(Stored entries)
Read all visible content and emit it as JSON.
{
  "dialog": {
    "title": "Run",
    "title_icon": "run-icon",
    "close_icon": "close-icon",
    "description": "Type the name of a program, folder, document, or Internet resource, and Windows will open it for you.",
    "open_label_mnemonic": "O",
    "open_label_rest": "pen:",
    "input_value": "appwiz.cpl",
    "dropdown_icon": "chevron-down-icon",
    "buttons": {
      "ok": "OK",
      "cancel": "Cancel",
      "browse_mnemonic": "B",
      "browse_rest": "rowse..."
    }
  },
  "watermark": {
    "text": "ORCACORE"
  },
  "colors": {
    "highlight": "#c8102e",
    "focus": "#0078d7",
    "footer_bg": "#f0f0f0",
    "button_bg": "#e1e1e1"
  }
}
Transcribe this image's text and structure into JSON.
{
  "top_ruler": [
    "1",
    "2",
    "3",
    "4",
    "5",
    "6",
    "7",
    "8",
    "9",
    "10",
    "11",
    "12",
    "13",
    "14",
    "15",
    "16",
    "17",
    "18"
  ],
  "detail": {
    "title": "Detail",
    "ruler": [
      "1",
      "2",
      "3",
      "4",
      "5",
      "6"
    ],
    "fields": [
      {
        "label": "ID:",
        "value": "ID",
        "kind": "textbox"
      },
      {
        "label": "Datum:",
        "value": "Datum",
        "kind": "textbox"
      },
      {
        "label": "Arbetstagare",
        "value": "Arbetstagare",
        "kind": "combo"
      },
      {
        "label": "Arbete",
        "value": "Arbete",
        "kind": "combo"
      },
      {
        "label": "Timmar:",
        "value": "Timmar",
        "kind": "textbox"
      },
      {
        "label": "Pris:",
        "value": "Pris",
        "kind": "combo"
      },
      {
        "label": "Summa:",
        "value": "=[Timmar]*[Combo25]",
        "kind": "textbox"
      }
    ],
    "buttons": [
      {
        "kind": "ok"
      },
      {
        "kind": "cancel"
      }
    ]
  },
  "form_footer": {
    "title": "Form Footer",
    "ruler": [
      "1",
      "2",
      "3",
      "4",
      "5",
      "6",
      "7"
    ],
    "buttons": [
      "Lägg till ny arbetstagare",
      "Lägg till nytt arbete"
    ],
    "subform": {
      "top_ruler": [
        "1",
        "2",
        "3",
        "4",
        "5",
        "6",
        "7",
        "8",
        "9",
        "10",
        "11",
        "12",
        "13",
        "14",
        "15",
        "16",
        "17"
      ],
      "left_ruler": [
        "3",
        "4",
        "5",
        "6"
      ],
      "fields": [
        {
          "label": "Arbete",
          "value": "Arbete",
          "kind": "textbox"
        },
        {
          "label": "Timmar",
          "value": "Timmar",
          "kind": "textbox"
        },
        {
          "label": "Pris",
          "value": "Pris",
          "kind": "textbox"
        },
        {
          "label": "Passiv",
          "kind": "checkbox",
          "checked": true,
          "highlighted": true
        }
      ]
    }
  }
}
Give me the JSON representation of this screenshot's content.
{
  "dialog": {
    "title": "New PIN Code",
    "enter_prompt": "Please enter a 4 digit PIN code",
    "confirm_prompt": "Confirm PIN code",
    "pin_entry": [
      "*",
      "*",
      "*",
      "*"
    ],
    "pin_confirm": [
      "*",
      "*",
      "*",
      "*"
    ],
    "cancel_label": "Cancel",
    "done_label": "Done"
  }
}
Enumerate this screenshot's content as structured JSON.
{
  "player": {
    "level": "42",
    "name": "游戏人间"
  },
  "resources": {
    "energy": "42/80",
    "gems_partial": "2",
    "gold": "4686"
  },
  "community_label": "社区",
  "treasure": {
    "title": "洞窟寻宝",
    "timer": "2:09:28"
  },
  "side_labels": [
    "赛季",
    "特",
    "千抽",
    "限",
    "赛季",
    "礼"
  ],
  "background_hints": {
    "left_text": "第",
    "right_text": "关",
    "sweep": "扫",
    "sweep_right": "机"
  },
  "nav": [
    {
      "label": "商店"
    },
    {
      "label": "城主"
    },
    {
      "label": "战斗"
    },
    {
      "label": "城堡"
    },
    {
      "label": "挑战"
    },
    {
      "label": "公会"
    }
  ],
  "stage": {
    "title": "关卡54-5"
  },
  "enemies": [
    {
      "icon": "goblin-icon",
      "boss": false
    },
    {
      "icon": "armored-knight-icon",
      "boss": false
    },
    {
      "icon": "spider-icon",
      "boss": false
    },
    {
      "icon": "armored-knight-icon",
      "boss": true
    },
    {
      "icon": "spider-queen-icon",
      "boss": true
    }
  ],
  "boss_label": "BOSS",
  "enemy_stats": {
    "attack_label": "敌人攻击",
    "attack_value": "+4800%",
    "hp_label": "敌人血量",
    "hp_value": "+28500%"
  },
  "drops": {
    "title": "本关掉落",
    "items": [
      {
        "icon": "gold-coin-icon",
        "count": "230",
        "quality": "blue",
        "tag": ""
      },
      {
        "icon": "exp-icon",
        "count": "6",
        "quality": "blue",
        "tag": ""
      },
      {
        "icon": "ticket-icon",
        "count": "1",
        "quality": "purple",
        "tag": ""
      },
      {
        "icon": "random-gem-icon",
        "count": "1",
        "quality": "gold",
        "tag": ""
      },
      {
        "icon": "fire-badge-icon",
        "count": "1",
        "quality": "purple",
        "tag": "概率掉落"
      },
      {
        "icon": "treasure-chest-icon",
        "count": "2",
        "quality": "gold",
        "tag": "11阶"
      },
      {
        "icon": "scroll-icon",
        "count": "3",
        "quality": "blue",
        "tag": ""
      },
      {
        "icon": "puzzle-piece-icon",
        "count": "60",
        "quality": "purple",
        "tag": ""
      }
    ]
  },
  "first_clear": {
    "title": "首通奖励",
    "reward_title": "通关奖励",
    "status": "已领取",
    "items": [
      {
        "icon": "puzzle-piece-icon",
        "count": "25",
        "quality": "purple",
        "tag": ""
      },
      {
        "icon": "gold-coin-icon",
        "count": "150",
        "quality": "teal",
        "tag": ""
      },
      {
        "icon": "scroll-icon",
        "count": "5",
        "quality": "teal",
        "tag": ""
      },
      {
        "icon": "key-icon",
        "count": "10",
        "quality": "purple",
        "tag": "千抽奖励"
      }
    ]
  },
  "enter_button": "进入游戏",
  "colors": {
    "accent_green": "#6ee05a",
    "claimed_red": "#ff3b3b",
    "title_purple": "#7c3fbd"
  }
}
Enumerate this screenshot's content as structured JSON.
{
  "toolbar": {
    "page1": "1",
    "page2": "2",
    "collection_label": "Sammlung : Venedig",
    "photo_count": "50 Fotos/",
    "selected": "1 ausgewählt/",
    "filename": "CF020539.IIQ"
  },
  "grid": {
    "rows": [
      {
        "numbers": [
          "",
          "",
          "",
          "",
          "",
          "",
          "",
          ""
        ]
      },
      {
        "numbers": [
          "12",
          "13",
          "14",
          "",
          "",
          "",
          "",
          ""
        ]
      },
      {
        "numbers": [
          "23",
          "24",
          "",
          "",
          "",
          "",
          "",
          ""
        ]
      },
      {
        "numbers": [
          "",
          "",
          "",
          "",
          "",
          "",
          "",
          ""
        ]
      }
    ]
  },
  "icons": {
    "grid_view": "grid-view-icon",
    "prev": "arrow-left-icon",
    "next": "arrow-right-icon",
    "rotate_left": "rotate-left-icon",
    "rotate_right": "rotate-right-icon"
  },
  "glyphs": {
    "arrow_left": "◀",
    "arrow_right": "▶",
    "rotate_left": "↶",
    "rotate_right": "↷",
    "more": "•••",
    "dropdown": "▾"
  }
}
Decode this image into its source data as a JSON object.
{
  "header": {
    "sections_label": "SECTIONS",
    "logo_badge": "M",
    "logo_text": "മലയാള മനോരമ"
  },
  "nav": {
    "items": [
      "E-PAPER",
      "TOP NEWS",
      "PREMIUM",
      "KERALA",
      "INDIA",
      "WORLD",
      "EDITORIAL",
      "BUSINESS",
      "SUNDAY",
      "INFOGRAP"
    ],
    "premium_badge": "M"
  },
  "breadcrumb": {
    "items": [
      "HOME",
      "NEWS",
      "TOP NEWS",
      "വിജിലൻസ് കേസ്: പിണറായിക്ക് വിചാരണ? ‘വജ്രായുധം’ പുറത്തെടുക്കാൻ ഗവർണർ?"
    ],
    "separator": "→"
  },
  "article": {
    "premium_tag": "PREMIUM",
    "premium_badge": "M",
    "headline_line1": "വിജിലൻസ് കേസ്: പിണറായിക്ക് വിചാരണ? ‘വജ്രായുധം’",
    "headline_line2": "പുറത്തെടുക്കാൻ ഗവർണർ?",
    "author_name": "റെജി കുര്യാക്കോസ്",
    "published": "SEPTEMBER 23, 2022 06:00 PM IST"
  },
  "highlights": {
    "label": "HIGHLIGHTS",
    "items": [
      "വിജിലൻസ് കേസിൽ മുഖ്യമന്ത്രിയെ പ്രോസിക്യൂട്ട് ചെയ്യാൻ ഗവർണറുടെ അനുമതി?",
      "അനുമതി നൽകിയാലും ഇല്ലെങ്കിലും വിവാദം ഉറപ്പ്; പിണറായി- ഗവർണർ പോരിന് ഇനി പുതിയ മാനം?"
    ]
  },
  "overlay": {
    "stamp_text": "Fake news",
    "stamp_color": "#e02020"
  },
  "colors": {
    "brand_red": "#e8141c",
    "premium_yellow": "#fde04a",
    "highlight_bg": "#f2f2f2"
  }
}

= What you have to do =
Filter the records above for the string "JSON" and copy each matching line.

= Answer for this exercise =
Read all visible content and emit it as JSON.
Transcribe this image's text and structure into JSON.
Give me the JSON representation of this screenshot's content.
Enumerate this screenshot's content as structured JSON.
Enumerate this screenshot's content as structured JSON.
Decode this image into its source data as a JSON object.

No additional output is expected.